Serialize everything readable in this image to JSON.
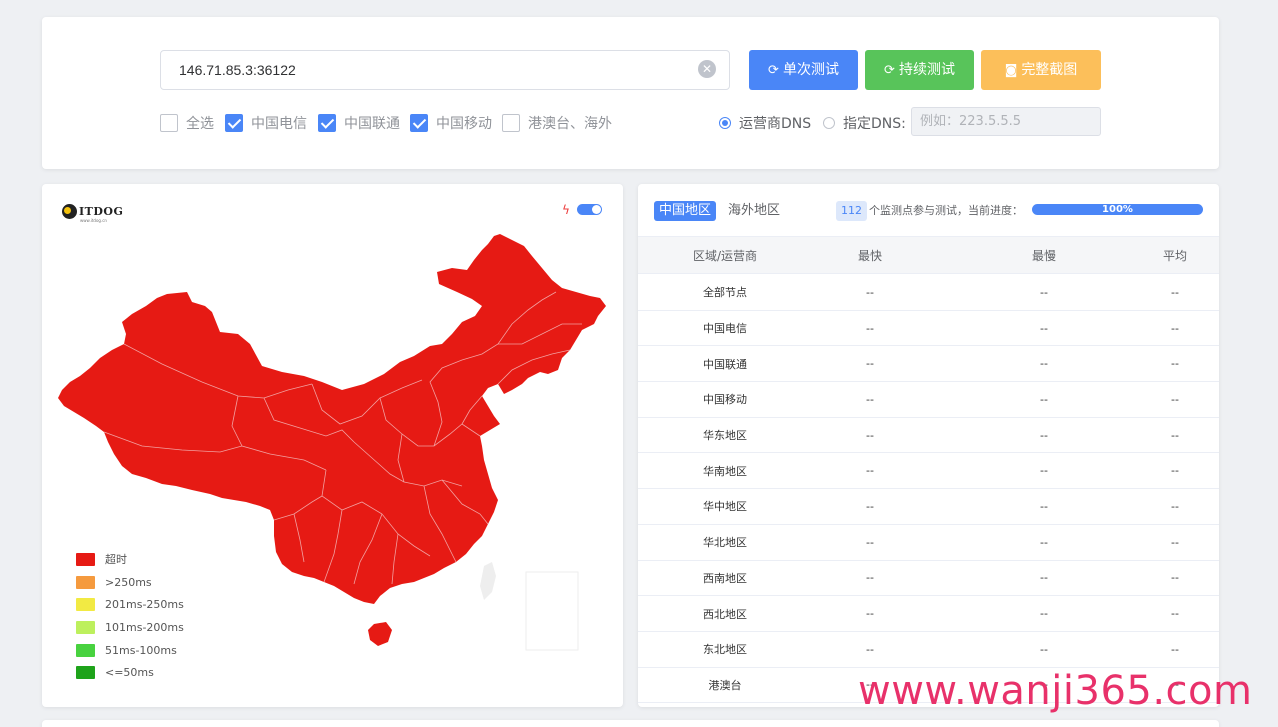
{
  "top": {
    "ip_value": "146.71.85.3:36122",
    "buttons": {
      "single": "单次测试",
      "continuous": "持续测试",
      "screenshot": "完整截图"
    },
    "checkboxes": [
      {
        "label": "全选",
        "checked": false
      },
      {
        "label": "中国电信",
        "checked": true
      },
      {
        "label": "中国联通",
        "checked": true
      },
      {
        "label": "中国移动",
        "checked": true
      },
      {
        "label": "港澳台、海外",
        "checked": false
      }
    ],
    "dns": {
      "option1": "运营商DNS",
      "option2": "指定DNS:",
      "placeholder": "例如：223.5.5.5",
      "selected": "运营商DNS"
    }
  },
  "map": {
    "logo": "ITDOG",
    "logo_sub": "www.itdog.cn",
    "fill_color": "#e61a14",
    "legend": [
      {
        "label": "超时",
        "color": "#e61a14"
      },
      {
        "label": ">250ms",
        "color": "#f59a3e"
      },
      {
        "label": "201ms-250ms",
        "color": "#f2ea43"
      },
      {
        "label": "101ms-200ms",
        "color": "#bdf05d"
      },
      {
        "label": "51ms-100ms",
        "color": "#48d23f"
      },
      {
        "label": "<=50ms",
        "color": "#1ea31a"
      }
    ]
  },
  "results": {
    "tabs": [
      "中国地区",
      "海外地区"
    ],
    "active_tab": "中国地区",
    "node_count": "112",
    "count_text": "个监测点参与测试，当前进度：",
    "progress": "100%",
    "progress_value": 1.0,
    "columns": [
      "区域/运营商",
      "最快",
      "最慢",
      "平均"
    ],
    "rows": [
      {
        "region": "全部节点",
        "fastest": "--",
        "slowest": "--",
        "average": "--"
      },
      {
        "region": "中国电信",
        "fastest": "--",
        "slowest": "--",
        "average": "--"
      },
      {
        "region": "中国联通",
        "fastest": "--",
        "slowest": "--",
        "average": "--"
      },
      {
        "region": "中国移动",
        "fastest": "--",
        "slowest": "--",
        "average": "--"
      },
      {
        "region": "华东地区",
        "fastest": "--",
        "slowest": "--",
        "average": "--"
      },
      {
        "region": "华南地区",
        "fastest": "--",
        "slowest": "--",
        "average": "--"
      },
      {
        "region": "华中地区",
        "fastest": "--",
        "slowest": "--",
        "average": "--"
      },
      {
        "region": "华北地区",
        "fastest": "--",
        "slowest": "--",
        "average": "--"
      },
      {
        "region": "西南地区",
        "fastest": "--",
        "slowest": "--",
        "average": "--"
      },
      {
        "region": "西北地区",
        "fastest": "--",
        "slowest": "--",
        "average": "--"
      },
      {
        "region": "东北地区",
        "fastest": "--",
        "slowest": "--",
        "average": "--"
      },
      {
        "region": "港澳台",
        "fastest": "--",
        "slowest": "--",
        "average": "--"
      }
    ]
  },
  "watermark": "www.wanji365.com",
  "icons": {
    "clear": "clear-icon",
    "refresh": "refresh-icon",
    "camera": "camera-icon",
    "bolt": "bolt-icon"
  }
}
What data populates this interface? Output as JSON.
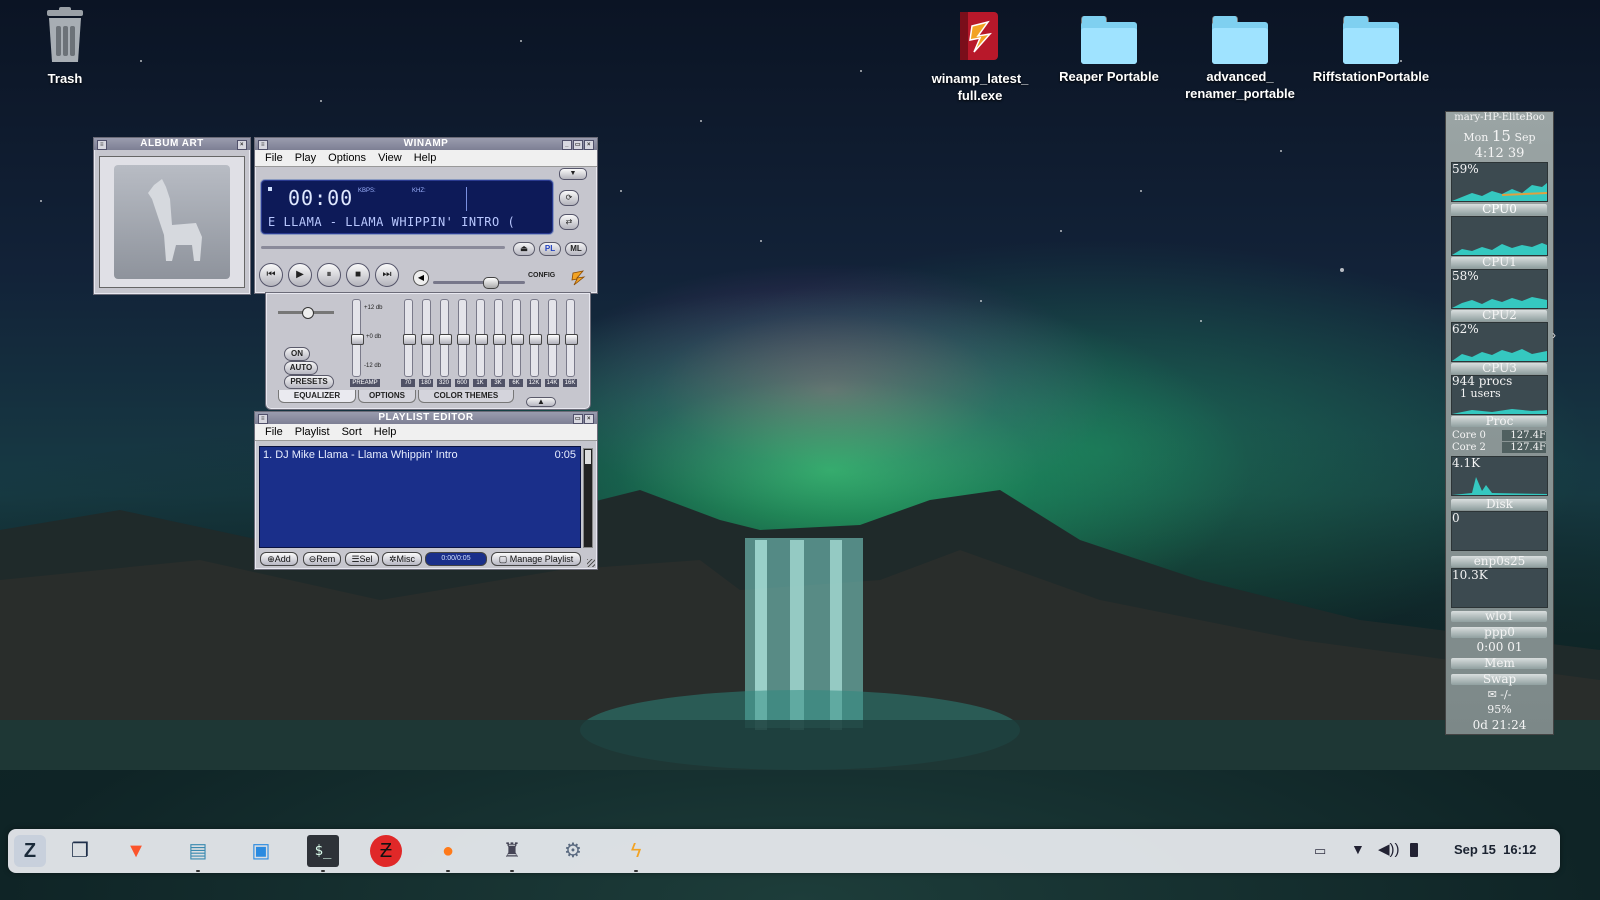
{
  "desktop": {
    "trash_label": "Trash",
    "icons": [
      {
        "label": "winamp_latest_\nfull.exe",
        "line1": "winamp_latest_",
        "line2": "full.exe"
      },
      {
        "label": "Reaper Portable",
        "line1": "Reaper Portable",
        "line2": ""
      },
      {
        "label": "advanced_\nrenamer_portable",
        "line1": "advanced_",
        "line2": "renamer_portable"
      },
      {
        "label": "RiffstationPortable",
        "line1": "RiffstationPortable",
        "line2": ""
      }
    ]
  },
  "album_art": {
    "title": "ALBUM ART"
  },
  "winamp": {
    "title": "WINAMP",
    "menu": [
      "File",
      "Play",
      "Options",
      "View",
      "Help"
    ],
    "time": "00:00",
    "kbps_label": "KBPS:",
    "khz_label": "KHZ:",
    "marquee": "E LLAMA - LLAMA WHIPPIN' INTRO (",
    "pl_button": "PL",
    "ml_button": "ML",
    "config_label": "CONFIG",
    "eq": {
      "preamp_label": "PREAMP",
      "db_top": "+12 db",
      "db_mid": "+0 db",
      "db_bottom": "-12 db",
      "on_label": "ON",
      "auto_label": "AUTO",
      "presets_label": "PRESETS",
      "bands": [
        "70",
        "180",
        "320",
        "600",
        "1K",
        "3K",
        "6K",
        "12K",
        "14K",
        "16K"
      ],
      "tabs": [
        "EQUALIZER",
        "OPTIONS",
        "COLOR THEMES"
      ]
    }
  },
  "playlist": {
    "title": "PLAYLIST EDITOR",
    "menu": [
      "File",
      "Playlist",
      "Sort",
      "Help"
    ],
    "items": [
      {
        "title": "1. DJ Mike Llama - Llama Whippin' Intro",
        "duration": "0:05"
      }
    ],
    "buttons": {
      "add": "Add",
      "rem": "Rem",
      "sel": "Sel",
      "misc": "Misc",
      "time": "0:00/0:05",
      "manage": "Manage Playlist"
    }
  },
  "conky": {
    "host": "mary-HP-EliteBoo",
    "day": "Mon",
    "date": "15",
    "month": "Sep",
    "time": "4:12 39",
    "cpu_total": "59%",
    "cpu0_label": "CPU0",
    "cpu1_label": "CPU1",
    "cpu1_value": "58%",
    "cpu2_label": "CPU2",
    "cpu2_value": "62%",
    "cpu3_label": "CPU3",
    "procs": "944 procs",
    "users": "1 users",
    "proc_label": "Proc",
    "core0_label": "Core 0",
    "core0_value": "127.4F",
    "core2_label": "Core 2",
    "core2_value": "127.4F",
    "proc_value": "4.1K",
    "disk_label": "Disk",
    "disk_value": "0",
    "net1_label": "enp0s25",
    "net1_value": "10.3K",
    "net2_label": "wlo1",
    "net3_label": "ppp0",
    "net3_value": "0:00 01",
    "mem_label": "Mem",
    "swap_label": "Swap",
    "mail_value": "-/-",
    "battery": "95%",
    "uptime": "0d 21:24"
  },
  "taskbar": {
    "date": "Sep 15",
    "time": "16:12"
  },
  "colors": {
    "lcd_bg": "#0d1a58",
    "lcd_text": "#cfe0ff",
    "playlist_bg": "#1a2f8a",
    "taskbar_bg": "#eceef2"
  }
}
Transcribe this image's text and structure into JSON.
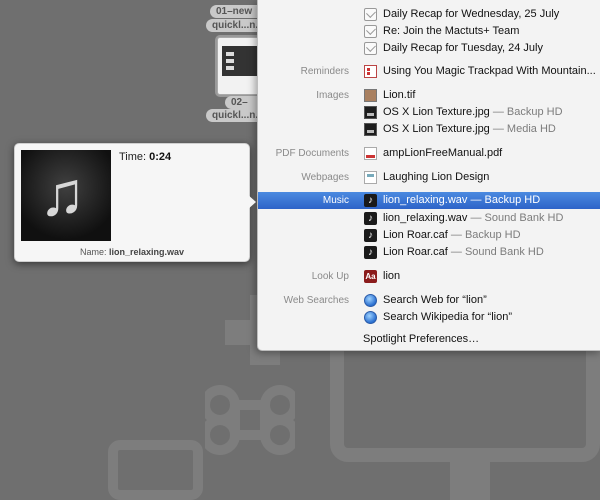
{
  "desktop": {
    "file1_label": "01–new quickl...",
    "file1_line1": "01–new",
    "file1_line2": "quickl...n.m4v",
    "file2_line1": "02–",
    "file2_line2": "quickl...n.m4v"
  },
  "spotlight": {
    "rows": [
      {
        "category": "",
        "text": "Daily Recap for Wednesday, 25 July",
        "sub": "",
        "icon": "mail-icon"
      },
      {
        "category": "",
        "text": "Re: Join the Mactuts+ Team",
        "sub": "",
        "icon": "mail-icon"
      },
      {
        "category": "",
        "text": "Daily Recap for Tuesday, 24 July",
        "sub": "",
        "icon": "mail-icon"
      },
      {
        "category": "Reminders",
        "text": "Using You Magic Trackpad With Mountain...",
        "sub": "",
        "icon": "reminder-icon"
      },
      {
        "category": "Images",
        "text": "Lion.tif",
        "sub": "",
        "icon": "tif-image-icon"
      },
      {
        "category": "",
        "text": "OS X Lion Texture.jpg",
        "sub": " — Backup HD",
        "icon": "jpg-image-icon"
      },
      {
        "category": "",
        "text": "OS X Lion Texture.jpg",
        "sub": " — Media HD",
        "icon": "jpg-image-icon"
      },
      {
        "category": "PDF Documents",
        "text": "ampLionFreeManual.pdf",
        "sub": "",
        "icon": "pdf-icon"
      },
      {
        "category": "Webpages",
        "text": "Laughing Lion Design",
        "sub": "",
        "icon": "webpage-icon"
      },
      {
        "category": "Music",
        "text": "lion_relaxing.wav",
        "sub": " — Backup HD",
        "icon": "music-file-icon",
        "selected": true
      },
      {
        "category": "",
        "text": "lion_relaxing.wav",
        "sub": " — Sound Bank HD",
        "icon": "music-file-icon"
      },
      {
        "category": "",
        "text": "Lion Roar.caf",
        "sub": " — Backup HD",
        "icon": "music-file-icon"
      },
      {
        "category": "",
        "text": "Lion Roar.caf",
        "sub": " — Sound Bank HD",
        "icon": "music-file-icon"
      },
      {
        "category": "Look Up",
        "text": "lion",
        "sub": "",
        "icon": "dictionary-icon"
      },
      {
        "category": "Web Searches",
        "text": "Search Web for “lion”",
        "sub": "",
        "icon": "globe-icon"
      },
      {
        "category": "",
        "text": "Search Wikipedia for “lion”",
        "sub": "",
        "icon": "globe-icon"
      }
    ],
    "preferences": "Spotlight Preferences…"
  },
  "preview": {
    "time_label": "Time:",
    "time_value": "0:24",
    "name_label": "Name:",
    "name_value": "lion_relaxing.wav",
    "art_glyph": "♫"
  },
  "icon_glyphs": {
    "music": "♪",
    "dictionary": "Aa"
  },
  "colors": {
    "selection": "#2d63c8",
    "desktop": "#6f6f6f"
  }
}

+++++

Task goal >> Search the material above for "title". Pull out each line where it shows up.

Result of the exercise >>
    "title": "ALBUM ART"
    "title": "WINAMP",
    "title": "PLAYLIST EDITOR",
        "title": "1. DJ Mike Llama - Llama Whippin' Intro",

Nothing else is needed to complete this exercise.